Manteca ups toilet rebate to $75
Toilets are notorious for their silent leaks and can steal thousands of gallons of water.

Manteca businesses — especially restaurants — may be flushing money down the drain.

It is why the Manteca City Council last week bumped up the municipal rebate for those that replace less efficient toilets with higher efficiency toilets from $50 to $75. The rebate, traditionally accessed by homeowners, can now be used by businesses and owners of residential rental property as Manteca seeks ways to further reduce water consumption.

“We think that might be enough of incentive to get people (to change out toilets),” Ron Light, chairman of the 10-member citizens’ water conservation committee told the council last week.

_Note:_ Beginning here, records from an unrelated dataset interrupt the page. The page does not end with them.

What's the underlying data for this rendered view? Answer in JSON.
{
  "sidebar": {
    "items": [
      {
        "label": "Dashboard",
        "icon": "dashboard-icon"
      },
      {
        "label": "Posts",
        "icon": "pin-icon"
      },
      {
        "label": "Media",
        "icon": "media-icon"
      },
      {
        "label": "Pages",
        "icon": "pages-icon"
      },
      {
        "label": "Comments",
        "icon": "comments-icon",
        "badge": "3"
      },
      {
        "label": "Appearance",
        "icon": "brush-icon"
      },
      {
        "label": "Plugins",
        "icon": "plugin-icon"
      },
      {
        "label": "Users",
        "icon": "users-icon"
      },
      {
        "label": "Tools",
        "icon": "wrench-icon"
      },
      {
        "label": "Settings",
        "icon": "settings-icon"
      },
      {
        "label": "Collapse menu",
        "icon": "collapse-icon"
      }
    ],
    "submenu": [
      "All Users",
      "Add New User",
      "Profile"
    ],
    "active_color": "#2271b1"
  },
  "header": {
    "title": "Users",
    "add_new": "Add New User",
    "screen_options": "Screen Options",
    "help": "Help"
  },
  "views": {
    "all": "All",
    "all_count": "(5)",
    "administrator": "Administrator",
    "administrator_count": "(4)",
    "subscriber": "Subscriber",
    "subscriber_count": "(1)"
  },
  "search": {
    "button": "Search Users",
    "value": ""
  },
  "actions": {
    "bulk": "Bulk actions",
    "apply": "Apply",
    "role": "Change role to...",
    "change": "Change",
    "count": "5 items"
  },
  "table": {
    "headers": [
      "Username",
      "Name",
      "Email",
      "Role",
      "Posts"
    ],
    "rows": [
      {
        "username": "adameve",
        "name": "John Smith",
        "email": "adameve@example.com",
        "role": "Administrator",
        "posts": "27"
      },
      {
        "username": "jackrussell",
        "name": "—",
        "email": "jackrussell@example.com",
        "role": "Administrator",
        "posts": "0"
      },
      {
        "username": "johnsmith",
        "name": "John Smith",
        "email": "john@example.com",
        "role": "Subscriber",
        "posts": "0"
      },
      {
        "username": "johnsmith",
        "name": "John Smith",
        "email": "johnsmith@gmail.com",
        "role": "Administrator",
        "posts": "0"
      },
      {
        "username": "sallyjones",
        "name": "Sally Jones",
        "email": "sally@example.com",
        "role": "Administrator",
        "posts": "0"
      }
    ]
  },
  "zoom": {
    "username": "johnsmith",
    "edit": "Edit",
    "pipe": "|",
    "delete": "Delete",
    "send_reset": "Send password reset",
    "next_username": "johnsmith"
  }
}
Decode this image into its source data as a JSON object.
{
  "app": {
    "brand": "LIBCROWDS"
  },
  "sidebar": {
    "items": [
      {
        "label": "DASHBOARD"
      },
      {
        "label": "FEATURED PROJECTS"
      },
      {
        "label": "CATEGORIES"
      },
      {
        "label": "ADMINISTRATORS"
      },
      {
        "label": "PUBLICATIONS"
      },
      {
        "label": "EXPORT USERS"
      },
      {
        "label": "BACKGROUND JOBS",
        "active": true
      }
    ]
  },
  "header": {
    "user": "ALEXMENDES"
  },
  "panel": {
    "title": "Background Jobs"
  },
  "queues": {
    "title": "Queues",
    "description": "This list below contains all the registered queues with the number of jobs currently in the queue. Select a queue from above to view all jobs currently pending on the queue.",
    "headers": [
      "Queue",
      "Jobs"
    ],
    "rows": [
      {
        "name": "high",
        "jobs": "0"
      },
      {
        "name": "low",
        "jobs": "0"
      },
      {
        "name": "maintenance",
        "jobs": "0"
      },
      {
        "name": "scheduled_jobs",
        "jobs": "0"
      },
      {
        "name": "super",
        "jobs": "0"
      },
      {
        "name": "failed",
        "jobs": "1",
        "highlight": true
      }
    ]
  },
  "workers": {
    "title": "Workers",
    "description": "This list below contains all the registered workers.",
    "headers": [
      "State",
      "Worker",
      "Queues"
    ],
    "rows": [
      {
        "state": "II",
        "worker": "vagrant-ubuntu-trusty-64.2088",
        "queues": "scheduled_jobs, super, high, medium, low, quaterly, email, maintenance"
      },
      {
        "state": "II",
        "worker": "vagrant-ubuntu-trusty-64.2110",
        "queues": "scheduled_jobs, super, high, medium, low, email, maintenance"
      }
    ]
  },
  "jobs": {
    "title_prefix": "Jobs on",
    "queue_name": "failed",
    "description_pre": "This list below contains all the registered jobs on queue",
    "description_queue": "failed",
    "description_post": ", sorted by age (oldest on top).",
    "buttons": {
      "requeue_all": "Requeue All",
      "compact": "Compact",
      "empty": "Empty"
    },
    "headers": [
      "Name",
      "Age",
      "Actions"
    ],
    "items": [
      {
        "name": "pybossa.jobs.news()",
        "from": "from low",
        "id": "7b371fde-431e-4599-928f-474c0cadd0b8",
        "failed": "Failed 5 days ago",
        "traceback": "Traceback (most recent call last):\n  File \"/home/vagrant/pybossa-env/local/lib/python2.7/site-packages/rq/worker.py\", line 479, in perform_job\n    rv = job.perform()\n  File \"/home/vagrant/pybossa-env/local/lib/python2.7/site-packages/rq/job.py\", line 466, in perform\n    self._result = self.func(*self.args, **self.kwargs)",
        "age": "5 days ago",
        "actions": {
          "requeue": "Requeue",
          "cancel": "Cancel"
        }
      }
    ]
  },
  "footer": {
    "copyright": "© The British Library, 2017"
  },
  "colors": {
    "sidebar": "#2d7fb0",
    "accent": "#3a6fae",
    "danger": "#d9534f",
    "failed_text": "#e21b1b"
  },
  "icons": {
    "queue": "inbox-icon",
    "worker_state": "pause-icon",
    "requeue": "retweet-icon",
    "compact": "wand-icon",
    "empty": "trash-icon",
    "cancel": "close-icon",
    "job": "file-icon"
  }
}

Light noted the city’s list of the 100 largest water users included four restaurants.

He estimated if one of those restaurants had a pre-2006 high efficiency toilet they would take 1.6 gallons per flush. The new designs use only 1.23 million gallons. A 10 percent savings based on average use would translate into 122,000 gallons a year.

A quick check of three central Manteca restaurants this week showed two had toilets that were significantly older than the toilets Light was referring to when speaking before the council. Replacing those would result in even higher water savings. Older toilets can use as much as 4 more gallons per flush than the latest high efficiency models.

Staff stressed the rebate couldn’t be more than the cost of the toilet. While most high efficiency models cost in excess of $100 because they tend to fit in with décor and meet other needs, a quick look at toilets available at Home Depot that qualify for the rates shows it is possible to buy one for $69 meaning you can essentially get a new toilet for free under the rebate program as well as start saving money by reducing your water bill.

Toilets are the largest user of indoor water for homes accounting for 26 percent of a typical household’s consumption according to the American Water Works Association. Clothes washers are next at 21.7 percent, followed by showers and baths at 16.8 percent, faucets at 15.7 percent, and leaks at 13.7 percent, and other at 5.3 percent.

The AWWA notes replacing an existing toilet depending upon its age can cut water use by 20 to 60 percent. A running toilet can waste about 200 gallons of water a day.

Lawn to garden

Rebate cap kicked

up to $650

The council also adopted a committee recommendation to increase the residential rebate cap for those converting lawns to gardens from $500 to $650. The city pays $1 per square foot that is converted. The committee believed increasing that to $650 would encourage people to remove more of their lawn and replace it with shrubs and trees that are more water efficient.

They arrived at that figure by examining those that had already participated in the program

The city as mid-August has received 97 residential lawn-to-garden applications that represent 58,644 sure fete of an average of 644 square feet per home. The council also agreed to reimburse those already approved retroactively up to the $650 cap.

The council also agreed to keep the 10-member committee in place to continue advising the council on ways that water can be saved.

To contact Dennis Wyatt, email